- Problem: Only the text of the entries below should be returned, exactly as given, without pictures.
------------------------------------------------------------
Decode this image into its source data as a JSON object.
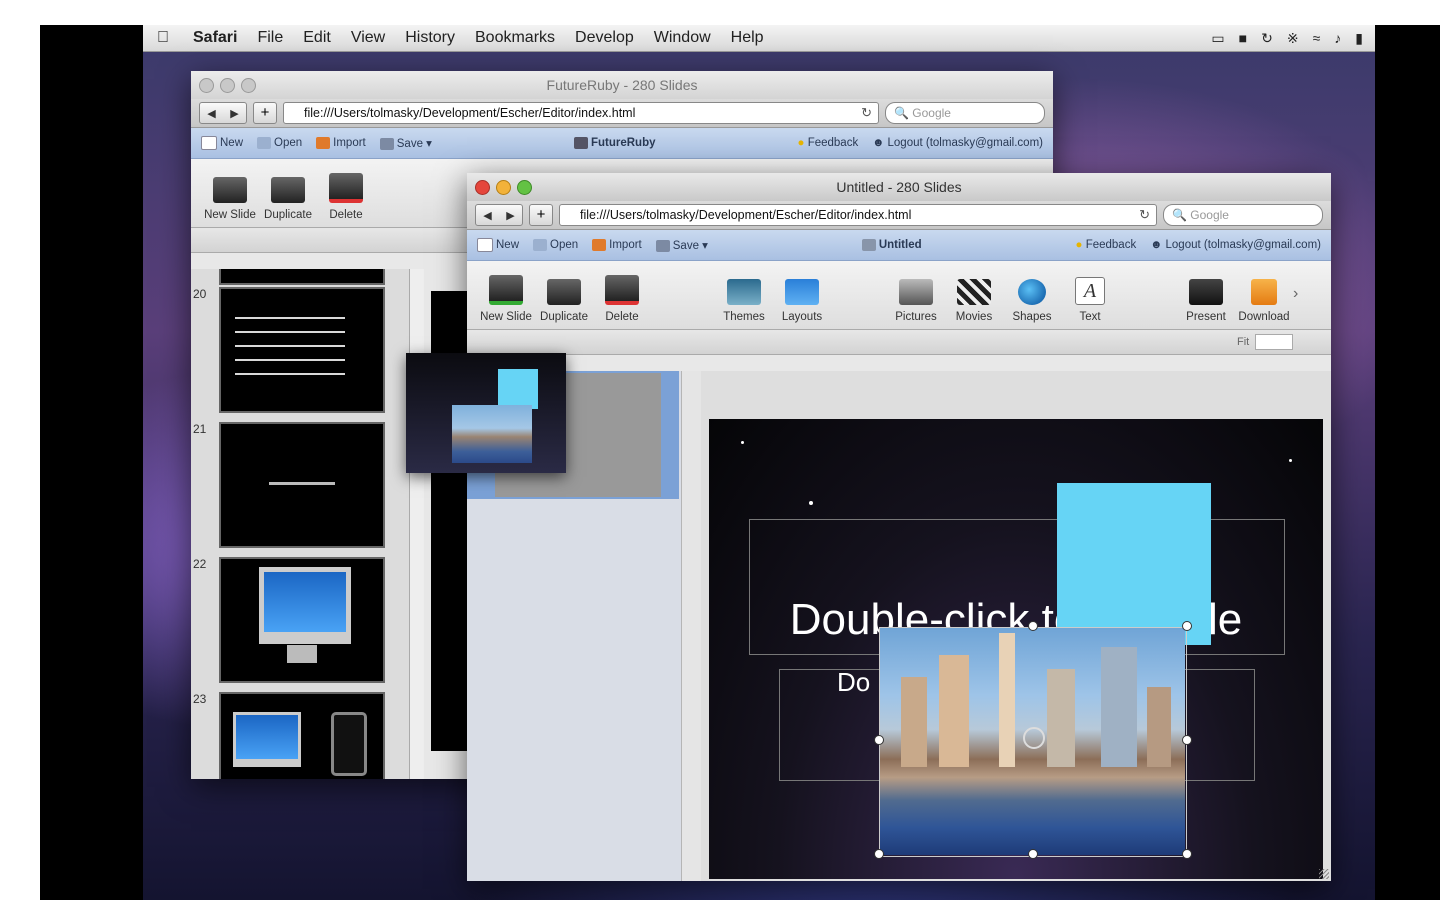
{
  "menubar": {
    "app": "Safari",
    "items": [
      "File",
      "Edit",
      "View",
      "History",
      "Bookmarks",
      "Develop",
      "Window",
      "Help"
    ]
  },
  "back_window": {
    "title": "FutureRuby - 280 Slides",
    "url": "file:///Users/tolmasky/Development/Escher/Editor/index.html",
    "search_placeholder": "Google",
    "toolbar": {
      "new": "New",
      "open": "Open",
      "import": "Import",
      "save": "Save",
      "doc": "FutureRuby",
      "feedback": "Feedback",
      "logout": "Logout (tolmasky@gmail.com)"
    },
    "ribbon": {
      "new_slide": "New Slide",
      "duplicate": "Duplicate",
      "delete": "Delete"
    },
    "slide_numbers": [
      "20",
      "21",
      "22",
      "23"
    ]
  },
  "front_window": {
    "title": "Untitled - 280 Slides",
    "url": "file:///Users/tolmasky/Development/Escher/Editor/index.html",
    "search_placeholder": "Google",
    "toolbar": {
      "new": "New",
      "open": "Open",
      "import": "Import",
      "save": "Save",
      "doc": "Untitled",
      "feedback": "Feedback",
      "logout": "Logout (tolmasky@gmail.com)"
    },
    "ribbon": {
      "new_slide": "New Slide",
      "duplicate": "Duplicate",
      "delete": "Delete",
      "themes": "Themes",
      "layouts": "Layouts",
      "pictures": "Pictures",
      "movies": "Movies",
      "shapes": "Shapes",
      "text": "Text",
      "present": "Present",
      "download": "Download"
    },
    "fit": "Fit"
  },
  "slide": {
    "title_placeholder": "Double-click to edit title",
    "subtitle_fragment": "Do",
    "accent": "#66d4f5"
  },
  "colors": {
    "accent_blue": "#66d4f5",
    "toolbar_blue": "#b8cbe9"
  }
}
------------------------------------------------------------
- Result of the task:
Decode this image into its source data as a JSON object.
{
  "menubar": {
    "app": "Safari",
    "items": [
      "File",
      "Edit",
      "View",
      "History",
      "Bookmarks",
      "Develop",
      "Window",
      "Help"
    ]
  },
  "back_window": {
    "title": "FutureRuby - 280 Slides",
    "url": "file:///Users/tolmasky/Development/Escher/Editor/index.html",
    "search_placeholder": "Google",
    "toolbar": {
      "new": "New",
      "open": "Open",
      "import": "Import",
      "save": "Save",
      "doc": "FutureRuby",
      "feedback": "Feedback",
      "logout": "Logout (tolmasky@gmail.com)"
    },
    "ribbon": {
      "new_slide": "New Slide",
      "duplicate": "Duplicate",
      "delete": "Delete"
    },
    "slide_numbers": [
      "20",
      "21",
      "22",
      "23"
    ]
  },
  "front_window": {
    "title": "Untitled - 280 Slides",
    "url": "file:///Users/tolmasky/Development/Escher/Editor/index.html",
    "search_placeholder": "Google",
    "toolbar": {
      "new": "New",
      "open": "Open",
      "import": "Import",
      "save": "Save",
      "doc": "Untitled",
      "feedback": "Feedback",
      "logout": "Logout (tolmasky@gmail.com)"
    },
    "ribbon": {
      "new_slide": "New Slide",
      "duplicate": "Duplicate",
      "delete": "Delete",
      "themes": "Themes",
      "layouts": "Layouts",
      "pictures": "Pictures",
      "movies": "Movies",
      "shapes": "Shapes",
      "text": "Text",
      "present": "Present",
      "download": "Download"
    },
    "fit": "Fit"
  },
  "slide": {
    "title_placeholder": "Double-click to edit title",
    "subtitle_fragment": "Do",
    "accent": "#66d4f5"
  },
  "colors": {
    "accent_blue": "#66d4f5",
    "toolbar_blue": "#b8cbe9"
  }
}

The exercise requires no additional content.